A new analysis of eight states that passed legislation to increase their state motor fuel taxes in 2015 to pay for important new transportation improvements shows that 98 percent of Republican and Democratic lawmakers who supported the bill won their primary races in 2016.
“These results should dispel any notion that voting to increase the state gas tax is politically toxic,” says American Road & Transportation Builders Association (ARTBA) Chief Economist Dr. Alison Premo Black, who conducted the research. “Voters expect lawmakers to put forward solutions to help reduce traffic congestion, improve road safety and help grow the economy. They are also willing to pay for these expanded investments.”
According to ARTBA’s Transportation Investment Advocacy Center™ (TIAC), eight states— Iowa, South Dakota, Utah, Idaho, Georgia, Nebraska, Washington, and Michigan— approved a gas tax increase or its equivalent in 2015. Six of these states had a Republican governor and Republican majority legislature at the time the legislation was passed.
For most state lawmakers who voted on a motor fuel tax measure last year, 2016 is the first time they are facing re-election.
In the eight states, 231 Democratic state legislators voted in favor of increasing state motor fuel taxes (66 percent of all Democrats in office at the time of the vote). In the 2016 primaries, 125 of these Democrats were up for re-election, with 122 winning their primary race.
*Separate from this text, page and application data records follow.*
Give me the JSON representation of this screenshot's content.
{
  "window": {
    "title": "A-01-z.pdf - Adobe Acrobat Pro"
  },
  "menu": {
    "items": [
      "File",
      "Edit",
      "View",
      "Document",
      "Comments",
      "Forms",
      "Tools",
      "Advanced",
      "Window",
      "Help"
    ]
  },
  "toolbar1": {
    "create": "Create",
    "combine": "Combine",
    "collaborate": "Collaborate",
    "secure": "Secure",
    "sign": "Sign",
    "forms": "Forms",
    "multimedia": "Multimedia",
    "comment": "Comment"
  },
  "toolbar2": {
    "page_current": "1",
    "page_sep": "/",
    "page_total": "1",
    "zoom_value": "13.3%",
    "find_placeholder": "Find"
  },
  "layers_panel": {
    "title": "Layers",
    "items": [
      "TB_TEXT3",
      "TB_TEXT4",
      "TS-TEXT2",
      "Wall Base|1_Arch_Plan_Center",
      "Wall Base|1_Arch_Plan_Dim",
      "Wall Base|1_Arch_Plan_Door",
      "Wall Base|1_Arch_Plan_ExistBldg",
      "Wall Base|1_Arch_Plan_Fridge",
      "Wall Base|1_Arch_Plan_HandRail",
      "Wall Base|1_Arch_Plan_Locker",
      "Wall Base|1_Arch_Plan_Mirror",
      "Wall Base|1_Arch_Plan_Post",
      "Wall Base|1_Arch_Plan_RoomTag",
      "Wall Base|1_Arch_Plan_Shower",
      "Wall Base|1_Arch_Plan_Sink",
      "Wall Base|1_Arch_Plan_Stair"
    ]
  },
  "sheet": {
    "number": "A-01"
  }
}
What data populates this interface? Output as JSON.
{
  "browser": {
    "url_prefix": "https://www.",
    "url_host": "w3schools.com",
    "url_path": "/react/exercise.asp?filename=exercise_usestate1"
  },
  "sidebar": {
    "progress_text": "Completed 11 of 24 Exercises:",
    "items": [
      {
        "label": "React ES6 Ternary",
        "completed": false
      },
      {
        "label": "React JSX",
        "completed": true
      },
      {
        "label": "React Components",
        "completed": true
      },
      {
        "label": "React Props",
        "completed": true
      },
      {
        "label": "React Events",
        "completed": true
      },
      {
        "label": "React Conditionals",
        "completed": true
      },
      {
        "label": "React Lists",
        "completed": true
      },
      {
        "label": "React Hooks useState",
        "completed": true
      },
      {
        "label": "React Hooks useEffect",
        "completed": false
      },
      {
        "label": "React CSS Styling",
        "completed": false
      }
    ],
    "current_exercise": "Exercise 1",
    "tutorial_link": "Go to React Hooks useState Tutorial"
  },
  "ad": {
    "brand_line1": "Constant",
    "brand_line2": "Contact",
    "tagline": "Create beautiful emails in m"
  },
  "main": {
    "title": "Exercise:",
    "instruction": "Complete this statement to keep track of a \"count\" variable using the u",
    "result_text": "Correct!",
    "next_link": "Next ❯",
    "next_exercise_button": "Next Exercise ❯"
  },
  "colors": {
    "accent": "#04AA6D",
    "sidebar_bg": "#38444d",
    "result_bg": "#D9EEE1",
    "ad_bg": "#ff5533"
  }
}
Just three Democrats who supported a gas tax increase and were up for re-election lost their seat in the primaries.
One hundred and thirteen Democratic lawmakers voted against a gas tax increase in 2015, with 39 of those legislators up for re-election in 2016, and one losing their seat in their primary race.
In 2015, 440 Republican state legislators supported successful legislation to increase state gas taxes (65 percent of all Republicans in office at the time of the vote). In the 2016 primaries, 293 of these Republicans ran for re-election, with 287 winning, and only six losing their seat.
Of the 228 Republicans who voted against raising their state gas tax in 2015, 172 lawmakers ran for re-election in 2016, with 167 successfully moving on to the general election, and five losing their seat in the primary.
Some conservative lawmakers had voiced concerns about their primary race as several states faced pressure from professional anti-tax groups to oppose increasing motor fuel taxes.
In a May 2015 report, “State Analysis Shows Gas Tax Supporters Not Hurt at Ballot Box,” the ARTBA-TIAC found that 95 percent of all Republican state legislators who voted to increase their state gas tax to invest in transportation infrastructure in 2013 and 2014, and ran for reelection in November 2014 won their races. On the Democratic side, 88 percent of state legislators who voted in favor of a state gas tax increase and ran for reelection in November 2014 were re-elected. This compared to 94 percent of Republicans and 86 percent of Democrats who voted against a gas tax increase, and won their November 2014 re-election campaign.
Additionally, in November 2015 every Virginia incumbent state senator was re-elected (the state House of Representatives had faced re-election in 2014 and were included in the May 2015 report). All 16 senators—12 Democratic lawmakers and four Republicans—running for re-election who had supported the bill were voted back into office. All 11 senators—10 Republican and one Democratic lawmaker—who voted against the bill and ran for re-election also retained their seats.
ARTBA-TIAC staff will continue to track and report on state elections and ballot measures for the Nov. 8, general election.
Read the report.